May 24, 2006
The Governor's fuzzy math

Both the Chron and Express News political blogs note that Governor Perry is rolling out an ad campaign to tout property tax relief. In doing so, he's playing quite a bit fast and loose with the math. From the E-N blog Strange Bedfellows:

Higher home values will produce larger school property tax cuts, which may explain why the governor's campaign used home sales prices to come up with an average $2,000 tax savings that Gov. Rick Perry touts in new TV and radio spots.

Homes sales prices are much higher than what homes are assessed at for tax purposes.
Perry campaign spokesman Robert Black says Perry used homes sales prices compiled by the Texas A&M Real Estate Center as a way to determine "the average value of the home."

"If you want to know the best barometer of what homes are worth in the state, it's what they are selling for," Black says. "That's the best number we can come up with."

But home sales prices have little to do with property taxes - and the average San Antonian should not count on a $2,000 tax cut - not even over the next three years as the small print disclaimer says in the ad.

The average home sales price in San Antonio has ranged between $155,000 and $163,000 during the first three months of 2006, according to A&M's Real Estate Center.

But Bexar County's average home value is $117,300, according to the Bexar County Central Appraisal District.
The difference between home sales prices and their value for taxes "is precisely the reason why the governor has been calling for sales price disclosure," Black says.

Sales price disclosures would produce more accurate information for tax assessments.

That $117K figure is almost identical to the average assessed value for HISD as cited in the Chron post. Let's review what the Perry camp is up to:

1. They start with a figure - sales price - that is not the basis of how property taxes are assessed, meaning they're overestimating to begin with.

2. They do not take into account increases in assessed values, which even with tighter appraisal caps in place would reduce their figure further.

3. Property taxes and school taxes are two different beasts. The former may be going down, but the latter very likely isn't for most people. Those increases are not taken into effect.

4. They assume that the budget math will be in place to allow the full reduction to $1 per of $100 value in 2007, which is probable but by no means assured.

5. They overlook the other tax increases, which will hit smokers the hardest.

6. To top it all off, they round up from their already inflated calculation of $1936 to $2000.

Pretty darned impressive, if you ask me. Gotta give it up for the Governor - he's never been one to let such muddlesome details get in the way of his story.

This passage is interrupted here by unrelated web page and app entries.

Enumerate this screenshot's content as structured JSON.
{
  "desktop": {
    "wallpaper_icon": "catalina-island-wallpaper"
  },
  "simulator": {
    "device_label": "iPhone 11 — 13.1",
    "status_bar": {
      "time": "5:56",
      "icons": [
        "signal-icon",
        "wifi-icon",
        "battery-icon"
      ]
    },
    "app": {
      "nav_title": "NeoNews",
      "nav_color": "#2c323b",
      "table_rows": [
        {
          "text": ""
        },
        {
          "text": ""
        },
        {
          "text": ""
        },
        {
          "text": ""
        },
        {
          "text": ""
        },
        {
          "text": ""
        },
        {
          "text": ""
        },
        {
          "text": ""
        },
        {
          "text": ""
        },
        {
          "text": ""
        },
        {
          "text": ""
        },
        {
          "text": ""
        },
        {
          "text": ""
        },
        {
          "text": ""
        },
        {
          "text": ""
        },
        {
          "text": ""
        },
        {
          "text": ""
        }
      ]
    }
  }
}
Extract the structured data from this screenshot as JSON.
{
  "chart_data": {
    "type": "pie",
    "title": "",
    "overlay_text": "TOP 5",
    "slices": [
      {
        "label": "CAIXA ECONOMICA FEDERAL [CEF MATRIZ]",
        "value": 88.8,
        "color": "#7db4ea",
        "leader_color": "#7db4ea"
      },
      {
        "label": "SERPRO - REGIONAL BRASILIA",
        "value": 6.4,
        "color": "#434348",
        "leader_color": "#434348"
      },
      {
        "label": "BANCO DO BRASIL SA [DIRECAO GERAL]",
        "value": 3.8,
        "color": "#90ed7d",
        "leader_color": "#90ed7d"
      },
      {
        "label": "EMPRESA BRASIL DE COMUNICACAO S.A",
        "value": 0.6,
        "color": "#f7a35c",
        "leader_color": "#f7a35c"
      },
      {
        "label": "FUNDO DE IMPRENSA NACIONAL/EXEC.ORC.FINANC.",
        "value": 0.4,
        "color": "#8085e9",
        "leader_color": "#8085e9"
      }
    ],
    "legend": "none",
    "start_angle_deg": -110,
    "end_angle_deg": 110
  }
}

Oh, and did you notice the irony in Perry's call for sales price disclosure? Given the gap between average actual sales price in Bexar County and average tax assessment, requiring the sales price on houses to be disclosed will almost certainly have the effect of causing the initial assessment after a sale to be higher than it would have been otherwise. If you think new home buyers should start out paying more property taxes than they currently do, that's exactly what you'd want.

Posted by Charles Kuffner on May 24, 2006 to Budget ballyhoo | TrackBack